A novel I like a lot, The Imperialist by Sara Jeannette Duncan, captures the mood of the day (granted it's set a bit later in the century) -  the idealism and ambition of the early industrialists, speculators and politicians - the nation-builders.

Troy/Bridgewater (and neighbouring Flinton) owed its existence to the creativity and energy of one Billa Flint, whose life and work is the stuff of legends. The Ontario Heritage Trust plaque in front of the famous 1865 white marble church he endowed summarizes the amazing business and political career of the man. The vision, the drive, the enormity of the task - creating a bustling industrial settlement in the forested wilderness - is almost more than our modern minds can grasp. So much work in the creating, then people had to cope with the almost complete destruction of the town by fire in 1889.

I believe I read somewhere that Billa Flint laid the cornerstone for the 1861 white marble school-house in the village. It is said that he had 6 weeks of school before he quit to go to work at 11, on the way to creating his town and his legend.  

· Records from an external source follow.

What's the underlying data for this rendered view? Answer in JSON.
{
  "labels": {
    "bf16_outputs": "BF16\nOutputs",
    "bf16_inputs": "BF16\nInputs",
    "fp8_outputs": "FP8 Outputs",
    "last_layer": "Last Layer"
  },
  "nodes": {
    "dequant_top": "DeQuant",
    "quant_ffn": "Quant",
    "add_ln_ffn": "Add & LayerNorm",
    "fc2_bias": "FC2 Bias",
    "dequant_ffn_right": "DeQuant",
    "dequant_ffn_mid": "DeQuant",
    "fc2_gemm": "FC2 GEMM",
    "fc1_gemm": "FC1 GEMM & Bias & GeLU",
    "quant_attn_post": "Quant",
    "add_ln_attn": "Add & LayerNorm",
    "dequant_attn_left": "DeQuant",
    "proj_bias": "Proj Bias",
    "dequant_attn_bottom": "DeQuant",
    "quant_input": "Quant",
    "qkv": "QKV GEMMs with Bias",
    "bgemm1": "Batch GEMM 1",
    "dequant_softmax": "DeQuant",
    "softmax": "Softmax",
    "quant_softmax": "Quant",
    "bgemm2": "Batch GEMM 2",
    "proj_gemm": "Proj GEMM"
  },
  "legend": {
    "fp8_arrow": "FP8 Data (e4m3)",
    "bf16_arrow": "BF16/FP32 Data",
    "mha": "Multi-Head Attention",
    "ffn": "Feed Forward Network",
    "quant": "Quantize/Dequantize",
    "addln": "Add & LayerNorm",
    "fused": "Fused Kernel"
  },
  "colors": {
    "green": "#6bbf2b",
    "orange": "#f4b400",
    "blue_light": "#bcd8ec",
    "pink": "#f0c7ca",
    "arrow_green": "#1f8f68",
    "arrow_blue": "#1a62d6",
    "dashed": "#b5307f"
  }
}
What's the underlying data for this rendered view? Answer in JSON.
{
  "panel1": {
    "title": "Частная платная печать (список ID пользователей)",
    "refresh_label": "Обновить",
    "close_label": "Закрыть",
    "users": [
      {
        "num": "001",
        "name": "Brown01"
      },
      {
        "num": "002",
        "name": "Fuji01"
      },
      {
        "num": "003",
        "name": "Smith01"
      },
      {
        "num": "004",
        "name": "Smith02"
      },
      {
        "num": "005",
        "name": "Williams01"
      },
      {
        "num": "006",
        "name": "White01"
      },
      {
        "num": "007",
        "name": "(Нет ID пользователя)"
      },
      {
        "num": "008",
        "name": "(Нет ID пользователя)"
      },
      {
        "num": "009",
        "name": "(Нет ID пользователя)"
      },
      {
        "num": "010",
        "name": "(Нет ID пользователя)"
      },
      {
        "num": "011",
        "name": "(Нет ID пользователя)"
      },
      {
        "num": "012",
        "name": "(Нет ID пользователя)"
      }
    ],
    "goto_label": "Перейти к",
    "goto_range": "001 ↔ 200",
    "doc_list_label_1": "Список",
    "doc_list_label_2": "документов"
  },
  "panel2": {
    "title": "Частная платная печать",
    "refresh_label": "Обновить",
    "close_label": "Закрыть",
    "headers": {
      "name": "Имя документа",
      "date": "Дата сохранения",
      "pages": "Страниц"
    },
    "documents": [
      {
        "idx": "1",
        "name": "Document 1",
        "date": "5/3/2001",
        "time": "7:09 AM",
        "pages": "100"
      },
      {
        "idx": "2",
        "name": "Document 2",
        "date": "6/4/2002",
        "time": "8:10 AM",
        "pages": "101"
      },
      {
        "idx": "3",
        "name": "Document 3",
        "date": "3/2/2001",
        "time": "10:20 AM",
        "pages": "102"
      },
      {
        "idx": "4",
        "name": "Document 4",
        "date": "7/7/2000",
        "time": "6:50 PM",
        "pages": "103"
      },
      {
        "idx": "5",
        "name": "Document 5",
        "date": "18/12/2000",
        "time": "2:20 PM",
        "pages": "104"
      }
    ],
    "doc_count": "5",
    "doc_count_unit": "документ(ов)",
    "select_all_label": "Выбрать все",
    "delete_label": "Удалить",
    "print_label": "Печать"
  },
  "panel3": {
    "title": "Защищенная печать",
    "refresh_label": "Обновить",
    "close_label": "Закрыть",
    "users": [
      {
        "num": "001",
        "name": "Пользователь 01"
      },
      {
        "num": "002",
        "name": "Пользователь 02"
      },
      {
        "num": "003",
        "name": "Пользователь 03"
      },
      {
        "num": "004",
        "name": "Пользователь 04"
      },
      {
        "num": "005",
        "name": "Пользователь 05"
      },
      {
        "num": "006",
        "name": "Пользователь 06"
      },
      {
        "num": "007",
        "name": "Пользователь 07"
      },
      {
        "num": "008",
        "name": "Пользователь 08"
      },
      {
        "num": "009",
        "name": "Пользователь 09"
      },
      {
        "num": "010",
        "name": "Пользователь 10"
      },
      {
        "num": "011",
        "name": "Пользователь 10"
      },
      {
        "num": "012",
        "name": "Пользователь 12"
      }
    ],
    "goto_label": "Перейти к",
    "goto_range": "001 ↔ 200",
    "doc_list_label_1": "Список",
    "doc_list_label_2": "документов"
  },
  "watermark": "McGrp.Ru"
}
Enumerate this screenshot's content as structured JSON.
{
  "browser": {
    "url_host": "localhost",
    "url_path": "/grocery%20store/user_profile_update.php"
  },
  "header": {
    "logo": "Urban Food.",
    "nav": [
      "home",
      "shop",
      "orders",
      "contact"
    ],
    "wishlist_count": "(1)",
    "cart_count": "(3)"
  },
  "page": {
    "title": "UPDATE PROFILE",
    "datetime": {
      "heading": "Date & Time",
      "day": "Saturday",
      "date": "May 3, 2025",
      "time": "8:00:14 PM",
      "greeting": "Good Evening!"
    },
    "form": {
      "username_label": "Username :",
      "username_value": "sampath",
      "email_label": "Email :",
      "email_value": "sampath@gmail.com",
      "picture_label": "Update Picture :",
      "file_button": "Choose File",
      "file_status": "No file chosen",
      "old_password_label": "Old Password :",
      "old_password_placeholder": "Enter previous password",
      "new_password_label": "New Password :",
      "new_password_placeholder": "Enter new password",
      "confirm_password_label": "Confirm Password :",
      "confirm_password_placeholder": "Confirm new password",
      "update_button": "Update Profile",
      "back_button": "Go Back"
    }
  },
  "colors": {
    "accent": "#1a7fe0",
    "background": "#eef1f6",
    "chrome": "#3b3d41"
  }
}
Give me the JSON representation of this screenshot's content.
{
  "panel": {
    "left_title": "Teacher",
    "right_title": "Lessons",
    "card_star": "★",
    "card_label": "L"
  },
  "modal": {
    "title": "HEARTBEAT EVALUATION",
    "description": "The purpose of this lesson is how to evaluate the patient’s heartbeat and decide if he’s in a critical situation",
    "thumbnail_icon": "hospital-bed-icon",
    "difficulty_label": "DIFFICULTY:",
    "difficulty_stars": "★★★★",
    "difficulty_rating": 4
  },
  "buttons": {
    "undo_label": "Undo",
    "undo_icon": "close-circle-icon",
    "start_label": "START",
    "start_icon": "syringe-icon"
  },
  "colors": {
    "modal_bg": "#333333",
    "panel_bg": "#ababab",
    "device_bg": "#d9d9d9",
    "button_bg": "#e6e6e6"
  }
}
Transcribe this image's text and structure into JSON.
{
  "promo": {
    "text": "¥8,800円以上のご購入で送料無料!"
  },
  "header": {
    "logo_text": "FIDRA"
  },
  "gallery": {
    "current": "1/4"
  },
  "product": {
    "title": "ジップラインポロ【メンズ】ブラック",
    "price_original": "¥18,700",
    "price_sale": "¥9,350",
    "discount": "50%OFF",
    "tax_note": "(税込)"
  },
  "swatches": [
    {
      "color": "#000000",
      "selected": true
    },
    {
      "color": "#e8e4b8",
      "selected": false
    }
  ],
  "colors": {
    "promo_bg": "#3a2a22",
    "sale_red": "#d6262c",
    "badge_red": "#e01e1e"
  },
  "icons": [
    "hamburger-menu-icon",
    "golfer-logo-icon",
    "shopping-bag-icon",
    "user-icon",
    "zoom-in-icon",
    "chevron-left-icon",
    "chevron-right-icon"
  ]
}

This wonderful stone house with the distinctive mortar and trellis verandah, is associated with the Roberts family, who owned stores and other enterprises in the day.